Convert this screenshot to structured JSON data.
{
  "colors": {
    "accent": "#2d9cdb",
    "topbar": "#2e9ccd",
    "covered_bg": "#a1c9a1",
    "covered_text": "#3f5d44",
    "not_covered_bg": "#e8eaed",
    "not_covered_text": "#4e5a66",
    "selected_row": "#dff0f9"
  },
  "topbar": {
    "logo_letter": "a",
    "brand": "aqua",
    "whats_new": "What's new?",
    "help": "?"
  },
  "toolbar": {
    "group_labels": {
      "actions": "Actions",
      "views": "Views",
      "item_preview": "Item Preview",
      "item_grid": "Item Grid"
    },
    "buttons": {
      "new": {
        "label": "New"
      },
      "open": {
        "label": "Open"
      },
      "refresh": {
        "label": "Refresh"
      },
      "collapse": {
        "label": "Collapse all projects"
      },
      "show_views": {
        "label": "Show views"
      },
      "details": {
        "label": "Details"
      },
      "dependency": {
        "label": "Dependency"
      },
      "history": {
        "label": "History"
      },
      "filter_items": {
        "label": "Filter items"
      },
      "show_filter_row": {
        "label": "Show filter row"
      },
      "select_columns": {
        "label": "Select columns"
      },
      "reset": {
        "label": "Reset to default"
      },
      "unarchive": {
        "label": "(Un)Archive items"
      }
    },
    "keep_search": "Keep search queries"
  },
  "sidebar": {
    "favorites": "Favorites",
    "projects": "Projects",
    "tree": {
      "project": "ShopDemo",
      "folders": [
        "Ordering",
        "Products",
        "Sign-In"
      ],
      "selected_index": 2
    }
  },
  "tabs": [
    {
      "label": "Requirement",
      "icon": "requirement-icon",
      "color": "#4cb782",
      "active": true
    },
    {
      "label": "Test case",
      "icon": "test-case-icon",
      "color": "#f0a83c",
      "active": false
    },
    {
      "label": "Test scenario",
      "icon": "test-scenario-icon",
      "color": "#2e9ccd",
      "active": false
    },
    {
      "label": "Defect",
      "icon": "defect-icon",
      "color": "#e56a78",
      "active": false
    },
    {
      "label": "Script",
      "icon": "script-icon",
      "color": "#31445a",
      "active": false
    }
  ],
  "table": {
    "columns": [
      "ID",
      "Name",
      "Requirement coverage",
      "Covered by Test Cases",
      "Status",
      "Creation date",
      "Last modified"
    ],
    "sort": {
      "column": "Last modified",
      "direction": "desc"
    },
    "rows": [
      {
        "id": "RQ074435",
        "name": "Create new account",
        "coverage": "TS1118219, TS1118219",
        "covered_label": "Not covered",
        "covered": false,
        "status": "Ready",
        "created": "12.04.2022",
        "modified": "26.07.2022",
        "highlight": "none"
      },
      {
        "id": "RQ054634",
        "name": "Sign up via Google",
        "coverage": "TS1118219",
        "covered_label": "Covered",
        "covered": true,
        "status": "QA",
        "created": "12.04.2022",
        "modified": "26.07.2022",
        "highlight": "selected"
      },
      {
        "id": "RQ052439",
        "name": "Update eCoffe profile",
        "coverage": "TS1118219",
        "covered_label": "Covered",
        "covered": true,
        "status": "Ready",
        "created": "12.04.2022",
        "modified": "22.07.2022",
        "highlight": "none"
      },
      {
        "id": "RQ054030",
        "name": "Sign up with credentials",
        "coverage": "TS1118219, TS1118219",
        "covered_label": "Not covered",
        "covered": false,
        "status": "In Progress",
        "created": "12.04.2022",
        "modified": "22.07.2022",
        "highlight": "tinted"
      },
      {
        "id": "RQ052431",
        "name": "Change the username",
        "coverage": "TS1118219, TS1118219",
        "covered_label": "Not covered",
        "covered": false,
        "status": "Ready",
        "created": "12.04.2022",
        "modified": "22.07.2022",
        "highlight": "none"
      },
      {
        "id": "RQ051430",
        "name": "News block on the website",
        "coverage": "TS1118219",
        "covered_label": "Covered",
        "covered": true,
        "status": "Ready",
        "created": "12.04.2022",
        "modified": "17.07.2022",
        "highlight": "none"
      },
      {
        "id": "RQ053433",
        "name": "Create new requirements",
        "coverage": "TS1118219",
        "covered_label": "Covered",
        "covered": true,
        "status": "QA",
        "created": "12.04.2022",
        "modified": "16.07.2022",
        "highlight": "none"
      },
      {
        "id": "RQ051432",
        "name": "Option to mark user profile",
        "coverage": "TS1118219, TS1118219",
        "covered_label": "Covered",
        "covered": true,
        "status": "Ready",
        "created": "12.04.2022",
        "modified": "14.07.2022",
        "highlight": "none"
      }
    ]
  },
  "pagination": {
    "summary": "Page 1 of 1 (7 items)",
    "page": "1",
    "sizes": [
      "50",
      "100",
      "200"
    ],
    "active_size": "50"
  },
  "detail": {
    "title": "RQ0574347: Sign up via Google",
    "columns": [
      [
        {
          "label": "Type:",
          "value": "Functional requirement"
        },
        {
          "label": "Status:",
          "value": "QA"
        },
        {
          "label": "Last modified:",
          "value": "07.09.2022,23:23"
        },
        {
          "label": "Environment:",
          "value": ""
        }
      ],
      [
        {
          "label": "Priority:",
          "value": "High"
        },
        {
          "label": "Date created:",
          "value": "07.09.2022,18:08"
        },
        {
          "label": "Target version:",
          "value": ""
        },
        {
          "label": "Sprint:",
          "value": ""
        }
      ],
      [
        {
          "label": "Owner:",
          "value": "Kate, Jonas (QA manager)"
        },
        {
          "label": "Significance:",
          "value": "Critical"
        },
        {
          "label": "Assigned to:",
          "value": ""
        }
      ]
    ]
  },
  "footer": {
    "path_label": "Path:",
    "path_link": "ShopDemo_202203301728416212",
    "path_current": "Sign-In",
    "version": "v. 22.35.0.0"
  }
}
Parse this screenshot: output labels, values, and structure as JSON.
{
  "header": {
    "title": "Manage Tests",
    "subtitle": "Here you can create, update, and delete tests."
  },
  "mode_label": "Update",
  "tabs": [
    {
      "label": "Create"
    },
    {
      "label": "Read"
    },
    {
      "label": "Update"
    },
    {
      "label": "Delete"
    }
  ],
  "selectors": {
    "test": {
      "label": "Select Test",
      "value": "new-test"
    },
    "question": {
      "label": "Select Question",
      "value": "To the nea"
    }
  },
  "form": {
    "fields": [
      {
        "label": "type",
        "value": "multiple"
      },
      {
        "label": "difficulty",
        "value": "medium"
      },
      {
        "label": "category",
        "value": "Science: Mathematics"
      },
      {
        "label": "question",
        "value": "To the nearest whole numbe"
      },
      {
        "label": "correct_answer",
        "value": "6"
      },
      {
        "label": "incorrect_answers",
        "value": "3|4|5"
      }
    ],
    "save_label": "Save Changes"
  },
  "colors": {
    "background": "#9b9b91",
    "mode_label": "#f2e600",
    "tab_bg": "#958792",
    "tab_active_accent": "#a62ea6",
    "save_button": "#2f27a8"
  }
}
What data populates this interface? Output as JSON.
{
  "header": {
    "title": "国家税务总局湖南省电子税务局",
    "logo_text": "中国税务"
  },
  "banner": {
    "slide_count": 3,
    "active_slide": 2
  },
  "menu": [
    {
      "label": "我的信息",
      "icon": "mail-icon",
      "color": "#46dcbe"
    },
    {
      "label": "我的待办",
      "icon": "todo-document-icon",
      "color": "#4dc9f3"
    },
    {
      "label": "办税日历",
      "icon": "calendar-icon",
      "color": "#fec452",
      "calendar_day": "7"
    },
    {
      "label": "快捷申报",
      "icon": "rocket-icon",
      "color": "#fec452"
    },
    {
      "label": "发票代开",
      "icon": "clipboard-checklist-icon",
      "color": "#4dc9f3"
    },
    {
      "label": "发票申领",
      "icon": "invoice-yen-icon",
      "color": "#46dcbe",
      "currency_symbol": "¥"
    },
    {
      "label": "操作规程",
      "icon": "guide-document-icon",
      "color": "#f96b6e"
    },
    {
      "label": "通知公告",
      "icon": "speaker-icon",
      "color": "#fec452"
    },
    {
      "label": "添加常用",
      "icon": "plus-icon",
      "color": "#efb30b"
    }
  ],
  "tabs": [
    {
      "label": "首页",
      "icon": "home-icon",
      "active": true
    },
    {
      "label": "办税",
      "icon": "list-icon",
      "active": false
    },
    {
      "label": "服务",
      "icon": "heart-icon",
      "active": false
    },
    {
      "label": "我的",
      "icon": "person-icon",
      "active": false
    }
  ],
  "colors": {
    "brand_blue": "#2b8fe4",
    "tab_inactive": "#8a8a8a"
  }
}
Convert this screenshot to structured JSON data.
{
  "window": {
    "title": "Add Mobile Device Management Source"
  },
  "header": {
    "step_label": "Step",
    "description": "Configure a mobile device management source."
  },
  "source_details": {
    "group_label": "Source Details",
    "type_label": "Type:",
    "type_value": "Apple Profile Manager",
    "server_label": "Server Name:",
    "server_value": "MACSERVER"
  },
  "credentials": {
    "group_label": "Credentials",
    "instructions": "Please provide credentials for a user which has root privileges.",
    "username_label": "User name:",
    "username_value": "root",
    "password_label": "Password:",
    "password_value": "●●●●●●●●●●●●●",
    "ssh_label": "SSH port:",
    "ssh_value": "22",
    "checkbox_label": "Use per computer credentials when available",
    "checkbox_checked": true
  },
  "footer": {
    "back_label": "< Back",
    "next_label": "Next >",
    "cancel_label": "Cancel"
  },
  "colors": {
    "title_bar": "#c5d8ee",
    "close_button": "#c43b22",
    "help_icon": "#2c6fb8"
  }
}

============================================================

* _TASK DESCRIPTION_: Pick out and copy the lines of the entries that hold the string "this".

* _OUTPUT OF THE TASK_:
Convert this screenshot to structured JSON data.
Parse this screenshot: output labels, values, and structure as JSON.
What data populates this interface? Output as JSON.
Convert this screenshot to structured JSON data.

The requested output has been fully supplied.